Reward a Good Experience
When a child does a good deed, like behaving in the grocery store, it is a great opportunity for the parent to reward the child. This will reinforce that good behavior going forward. Well, the same is true for your Dog.
Reward your pup for a good puppy play date experience. If they got along with the other dogs, give them a treat. This a positive behavior incentive to continue being an obedient dog.
Did you know that it can cost thousands of dollars in vet and behaviorist fees to fix the problems caused by a lack of early socialization?
Dachshunds have a unique disposition and a bold attitude. Here are some common traits to keep in mind when Socializing your Dachshund.
Always keep your Dachshund in a fenced in yard or tied to a lead to prevent them from wandering off. They are scent hounds, they follow their nose wherever it may lead.
Dachshunds are born hunters. They love to chase after other animals. Make sure they have a comfortable collar or body harness, proper license, and name tag (or microchip) to identify your dog.
Ruling the Roost:
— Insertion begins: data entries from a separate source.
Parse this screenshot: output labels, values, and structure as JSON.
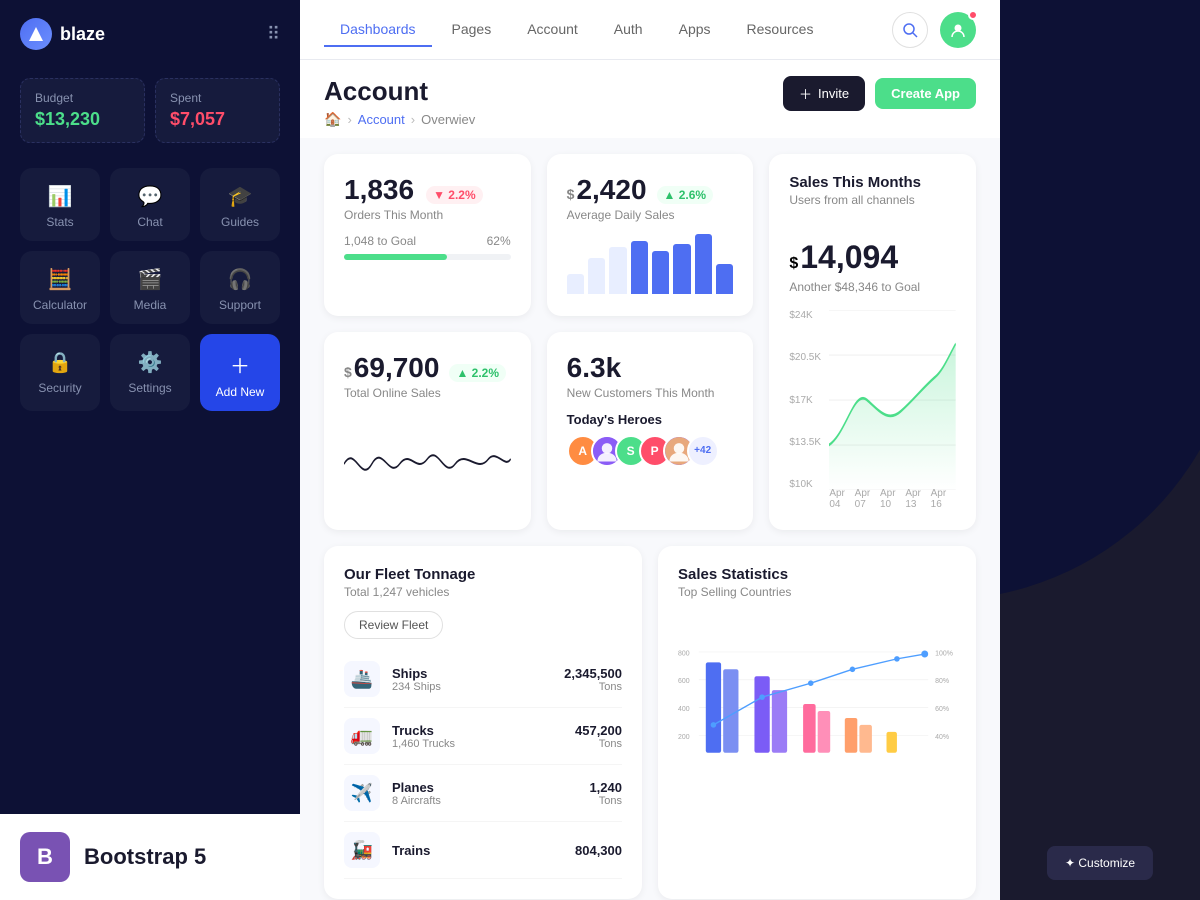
{
  "app": {
    "name": "blaze"
  },
  "sidebar": {
    "budget_label": "Budget",
    "budget_value": "$13,230",
    "spent_label": "Spent",
    "spent_value": "$7,057",
    "nav_items": [
      {
        "id": "stats",
        "label": "Stats",
        "icon": "📊"
      },
      {
        "id": "chat",
        "label": "Chat",
        "icon": "💬"
      },
      {
        "id": "guides",
        "label": "Guides",
        "icon": "🎓"
      },
      {
        "id": "calculator",
        "label": "Calculator",
        "icon": "🧮"
      },
      {
        "id": "media",
        "label": "Media",
        "icon": "🎬"
      },
      {
        "id": "support",
        "label": "Support",
        "icon": "🎧"
      },
      {
        "id": "security",
        "label": "Security",
        "icon": "🔒"
      },
      {
        "id": "settings",
        "label": "Settings",
        "icon": "⚙️"
      },
      {
        "id": "add-new",
        "label": "Add New",
        "icon": "+",
        "active": true
      }
    ],
    "bootstrap_label": "Bootstrap 5"
  },
  "topnav": {
    "tabs": [
      {
        "id": "dashboards",
        "label": "Dashboards",
        "active": true
      },
      {
        "id": "pages",
        "label": "Pages"
      },
      {
        "id": "account",
        "label": "Account"
      },
      {
        "id": "auth",
        "label": "Auth"
      },
      {
        "id": "apps",
        "label": "Apps"
      },
      {
        "id": "resources",
        "label": "Resources"
      }
    ]
  },
  "page": {
    "title": "Account",
    "breadcrumb_home": "🏠",
    "breadcrumb_link": "Account",
    "breadcrumb_current": "Overwiev",
    "invite_label": "Invite",
    "create_label": "Create App"
  },
  "stats": {
    "orders": {
      "value": "1,836",
      "badge": "▼ 2.2%",
      "badge_type": "down",
      "label": "Orders This Month",
      "progress_label": "1,048 to Goal",
      "progress_pct": "62%",
      "progress_val": 62
    },
    "daily_sales": {
      "prefix": "$",
      "value": "2,420",
      "badge": "▲ 2.6%",
      "badge_type": "up",
      "label": "Average Daily Sales",
      "bars": [
        30,
        55,
        70,
        80,
        65,
        75,
        90,
        45
      ]
    },
    "sales_month": {
      "title": "Sales This Months",
      "subtitle": "Users from all channels",
      "prefix": "$",
      "value": "14,094",
      "goal_text": "Another $48,346 to Goal",
      "y_labels": [
        "$24K",
        "$20.5K",
        "$17K",
        "$13.5K",
        "$10K"
      ],
      "x_labels": [
        "Apr 04",
        "Apr 07",
        "Apr 10",
        "Apr 13",
        "Apr 16"
      ]
    },
    "online_sales": {
      "prefix": "$",
      "value": "69,700",
      "badge": "▲ 2.2%",
      "badge_type": "up",
      "label": "Total Online Sales"
    },
    "customers": {
      "value": "6.3k",
      "label": "New Customers This Month",
      "heroes_title": "Today's Heroes",
      "heroes": [
        {
          "initial": "A",
          "color": "#ff8c42"
        },
        {
          "initial": "S",
          "color": "#4cde8a"
        },
        {
          "initial": "P",
          "color": "#ff4d6a"
        },
        {
          "initial": "more",
          "color": "#e8eeff",
          "text_color": "#4e6ef2",
          "label": "+42"
        }
      ]
    }
  },
  "fleet": {
    "title": "Our Fleet Tonnage",
    "subtitle": "Total 1,247 vehicles",
    "btn_label": "Review Fleet",
    "items": [
      {
        "icon": "🚢",
        "name": "Ships",
        "sub": "234 Ships",
        "value": "2,345,500",
        "unit": "Tons"
      },
      {
        "icon": "🚛",
        "name": "Trucks",
        "sub": "1,460 Trucks",
        "value": "457,200",
        "unit": "Tons"
      },
      {
        "icon": "✈️",
        "name": "Planes",
        "sub": "8 Aircrafts",
        "value": "1,240",
        "unit": "Tons"
      },
      {
        "icon": "🚂",
        "name": "Trains",
        "sub": "",
        "value": "804,300",
        "unit": ""
      }
    ]
  },
  "sales_statistics": {
    "title": "Sales Statistics",
    "subtitle": "Top Selling Countries",
    "y_labels": [
      "800",
      "600",
      "400",
      "200"
    ],
    "pct_labels": [
      "100%",
      "80%",
      "60%",
      "40%"
    ]
  },
  "customize": {
    "label": "✦ Customize"
  }
}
Dachshunds are brave and feisty dogs. When raising a dachshund, you will learn that they follow some of your rules and maintain a few of their own.
Understand that some dachshunds believe they dominate over other dogs, no matter their size.
In the past, my husband and I had a large German Shepherd and two male dachshunds. My dachshund, Reno, had to be the one to eat his dinner first. Our Shepherd had to wait until Reno was finished with his meal before eating or he had to eat in a different room. Reno was the alpha dog, and he was the smallest of the bunch.
These dogs just love to dig. They will dig in the dirt, dig their blankets to make a comfy dog nest, dig the couch or chair to make a cozy napping spot. Dig, Dig, Dig!
Put down a blanket on their spot of the couch or chair to help prevent any rips in the furniture.
Fence up your beautiful flowers or vegetable gardens to protect them from backyard digging.
Note: Digging helps your dog’s nails stay trimmed down, so digging is actually good for them.
The dachshund breed was created to hunt. Chasing, digging, and barking are all part of that special heritage. When dachshunds are excited about something, they will bark!
They will bark when they are irritated or want more attention. They will also bark if the children are playing too rough, or when the husband refuses to do the dishes (true in my house).
To raise a well-behaved dachshund, it takes lots of love, care, and plenty of patience. If you work at being consistent with routines, you will have a well-established relationship with your dog.
Your doxie will love you no matter what. You will have frustrating days and you will have days when you can’t live without them. Cherish these special times of building a strong friendship with your furry companion. Time is precious, live life to the fullest each day.
How often does your Dachshund have play dates with other dogs? Let us know in the comments below.